The accurate evaluation of redox potentials in various media and the ability of electron transfer in some biological or chemical reactions are subject to the determination of the accurate gas phase thermodynamic data of the electron. These data are also useful to describe with a high accuracy the movement of the electron in a stellar core. However, these data were not available at all temperatures, and the available data were not sufficiently accurate. I addressed this matter using a robust and reliable self-consistent iterative procedure which determines the entropy of a gas phase free electron and, thereafter, allows the calculation of its heat capacity, enthalpy, and free energy. Extremely accurate analytic expressions of the aforementioned thermodynamic parameters were provided at all temperatures. The thermodynamic parameters of the gas phase electron are now known at all temperatures (integer or noninteger) in the standard atmosphere with a high accuracy. Analytic expressions proposed for the thermodynamic parameters are highly advisable where iteratively computed data are unavailable. Note that at room temperature (T = 298.15 K), the values recommended for the thermodynamic parameters of the gas phase electron are S = 22.6432 J mol-1 K-1, CP = 17.1062 J mol-1 K-1, ΔH = 3.1351 kJ mol -1, and ΔG = -3.6160 kJ mol-1. © 2013 American Chemical Society.

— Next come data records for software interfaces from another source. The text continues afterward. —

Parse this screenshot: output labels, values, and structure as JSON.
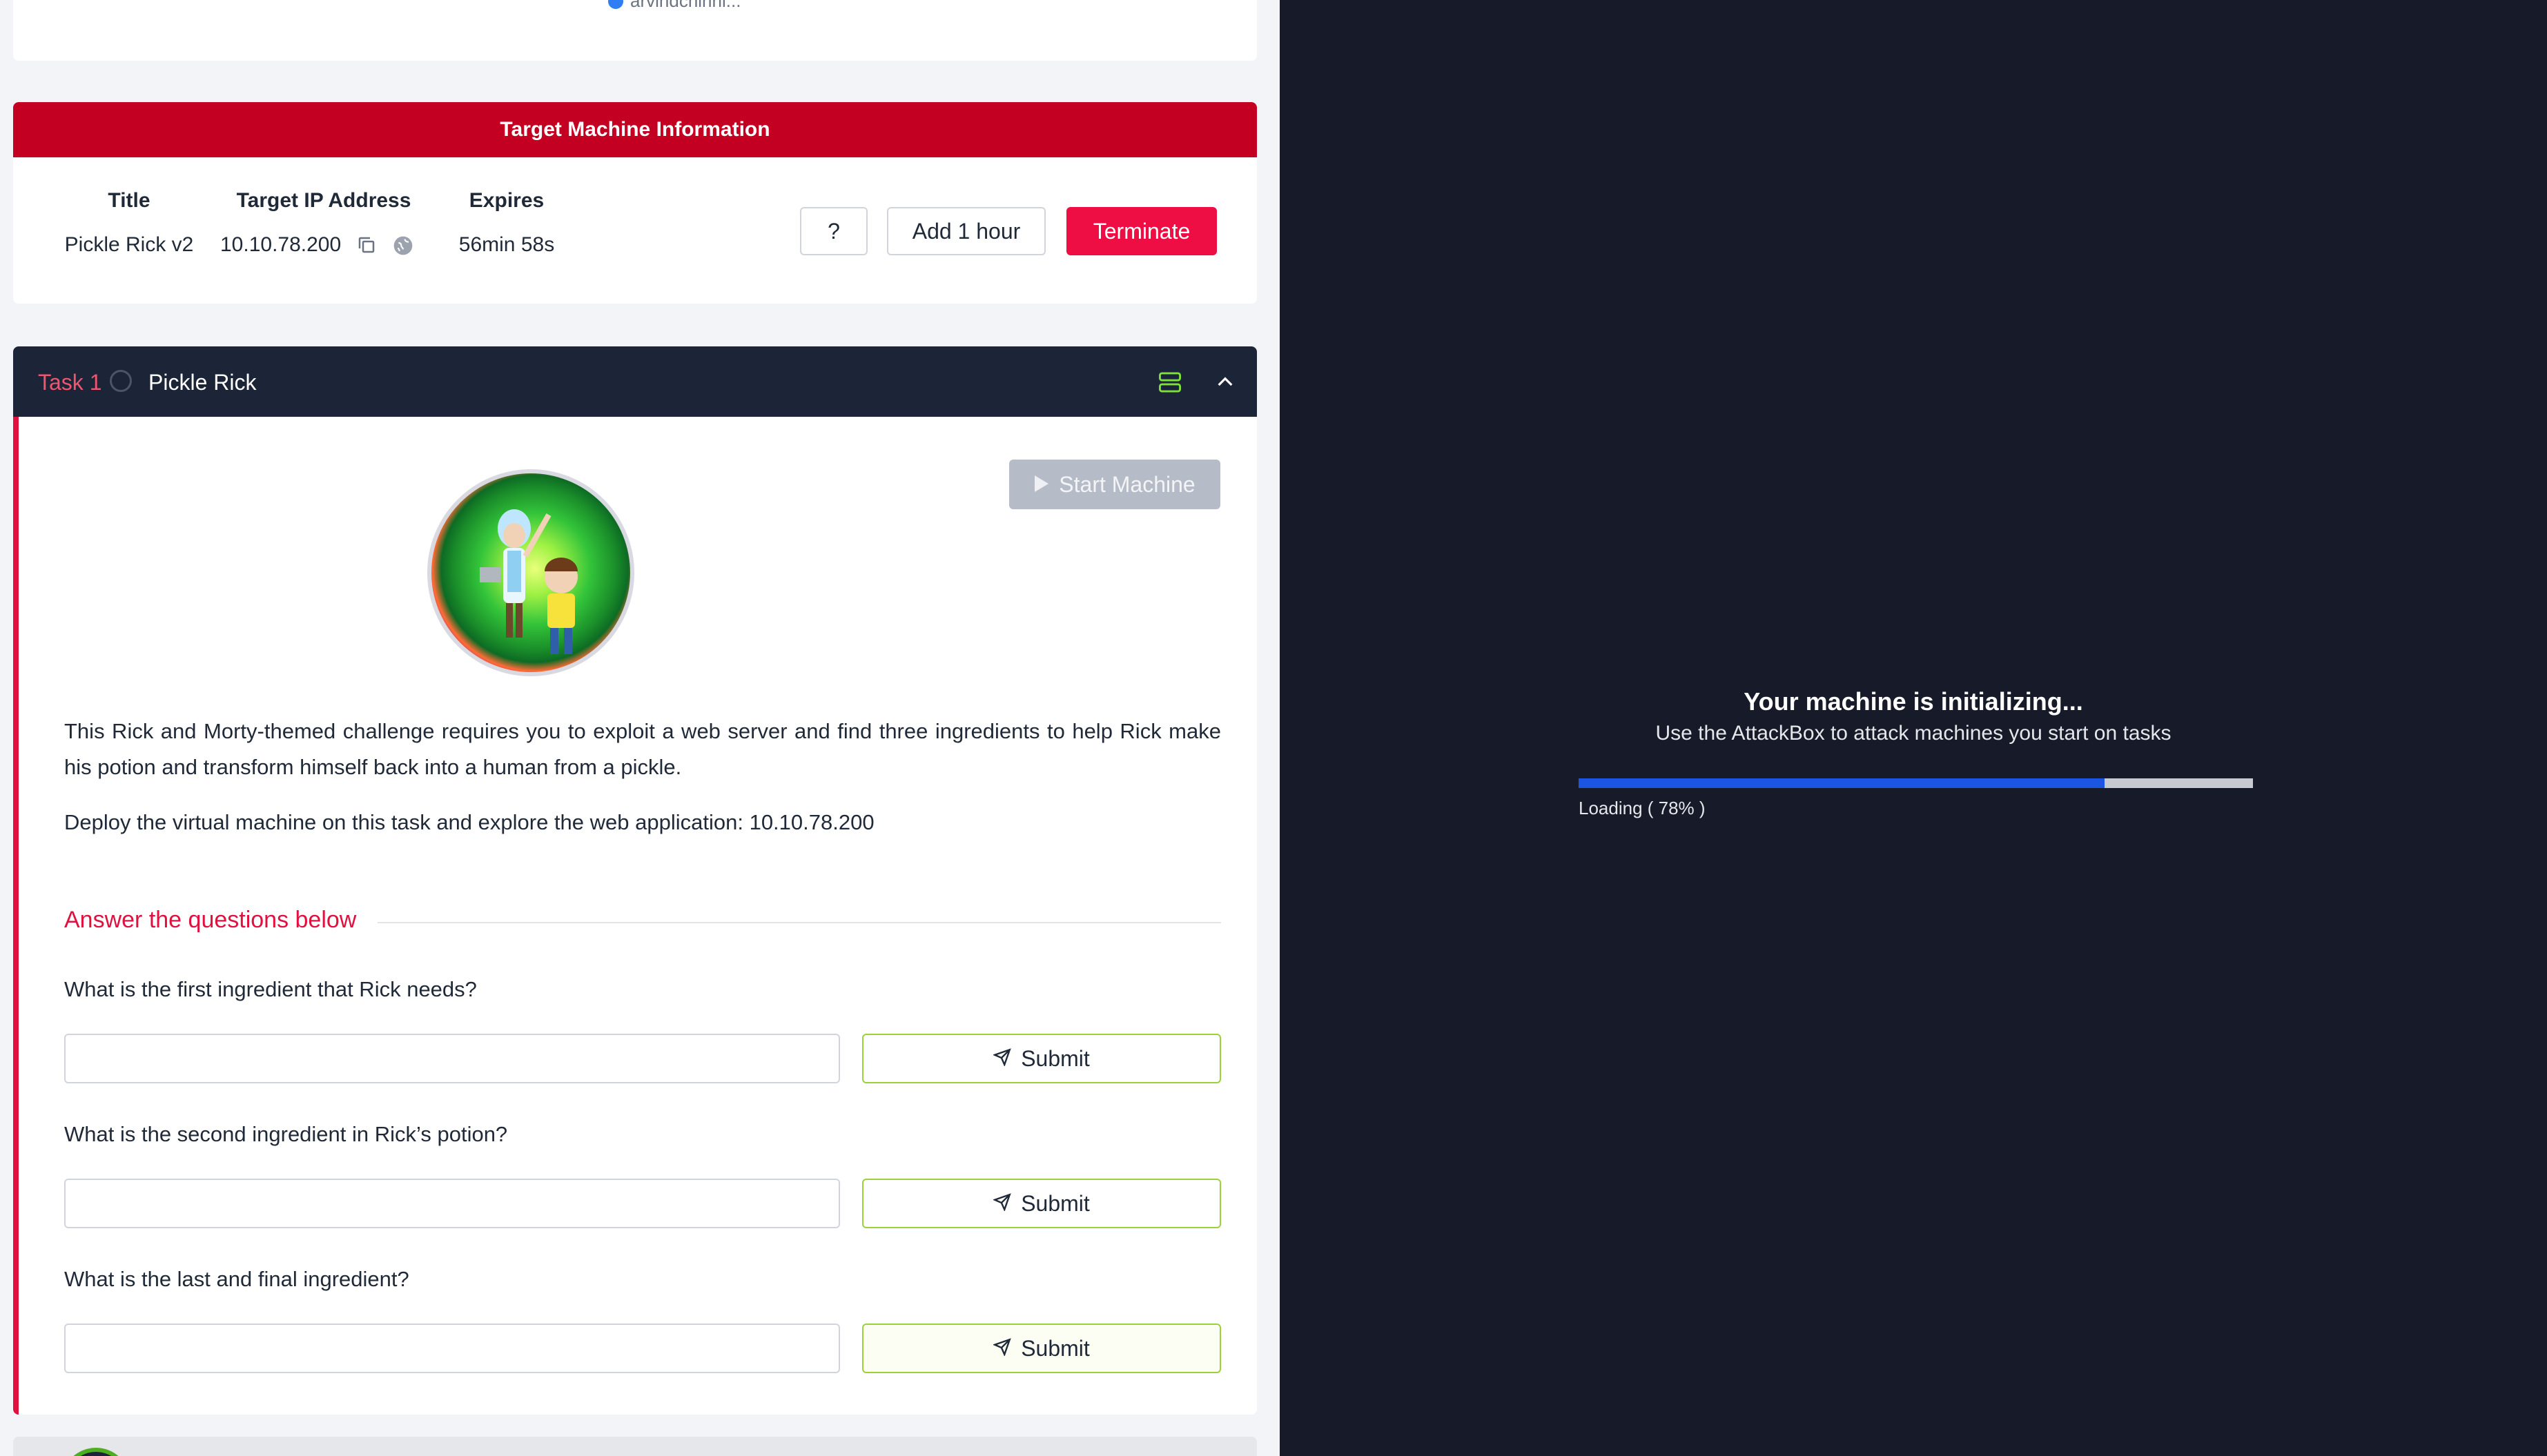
{
  "header_card": {
    "author": "arvindchinni..."
  },
  "target_machine": {
    "heading": "Target Machine Information",
    "title_label": "Title",
    "title_value": "Pickle Rick v2",
    "ip_label": "Target IP Address",
    "ip_value": "10.10.78.200",
    "expires_label": "Expires",
    "expires_value": "56min 58s",
    "help_label": "?",
    "add_hour_label": "Add 1 hour",
    "terminate_label": "Terminate"
  },
  "task": {
    "number": "Task 1",
    "name": "Pickle Rick",
    "start_machine_label": "Start Machine",
    "description": "This Rick and Morty-themed challenge requires you to exploit a web server and find three ingredients to help Rick make his potion and transform himself back into a human from a pickle.",
    "deploy_text": "Deploy the virtual machine on this task and explore the web application: 10.10.78.200",
    "answer_heading": "Answer the questions below",
    "questions": [
      {
        "text": "What is the first ingredient that Rick needs?",
        "value": "",
        "submit": "Submit"
      },
      {
        "text": "What is the second ingredient in Rick’s potion?",
        "value": "",
        "submit": "Submit"
      },
      {
        "text": "What is the last and final ingredient?",
        "value": "",
        "submit": "Submit"
      }
    ]
  },
  "attackbox": {
    "title": "Your machine is initializing...",
    "subtitle": "Use the AttackBox to attack machines you start on tasks",
    "progress": 0.78,
    "loading_text": "Loading ( 78% )"
  },
  "colors": {
    "accent_red": "#c30021",
    "terminate": "#ef0e44",
    "task_header": "#1c2538",
    "submit_border": "#9bd13b",
    "progress_fill": "#1b55e2",
    "right_bg": "#171b29"
  }
}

Nematchoua M.K.,University of Yaounde I |
Tchinda R.,University of Dschang |
Ricciardi P.,University of Pavia |
Djongyang N.,University of Ngaoundere
Renewable and Sustainable Energy Reviews | Year: 2014
The purpose of this research is to create a thermal comfort database in three climatic regions in Cameroon. This will help to define guidelines for constructing more comfortable buildings in Cameroon. There is not enough data regarding comfort in residential environment in the intertropical sub Saharan Africa. Thus experimental and subjective results of hygrometric thermal comfort conducted in 290 buildings located in three cities of the equatorial climatic zone of Cameroon is presented. An adaptive approach according to ASHRAE 55/2004, ISO 7730 and 10551 was adopted. A specific questionnaire has been elaborated for the investigation. 710 questionnaires in the dry season and 410 in the rainy season were distributed to inhabitants and filled while different experimental values of indoor parameters were measured. The comfortable temperature ranges for the three cities was found between 22 °C and 29 °C. The 61.24% of voters found acceptable their thermal habitat, the 13.72% considered it neutral. © 2014 Elsevier Ltd.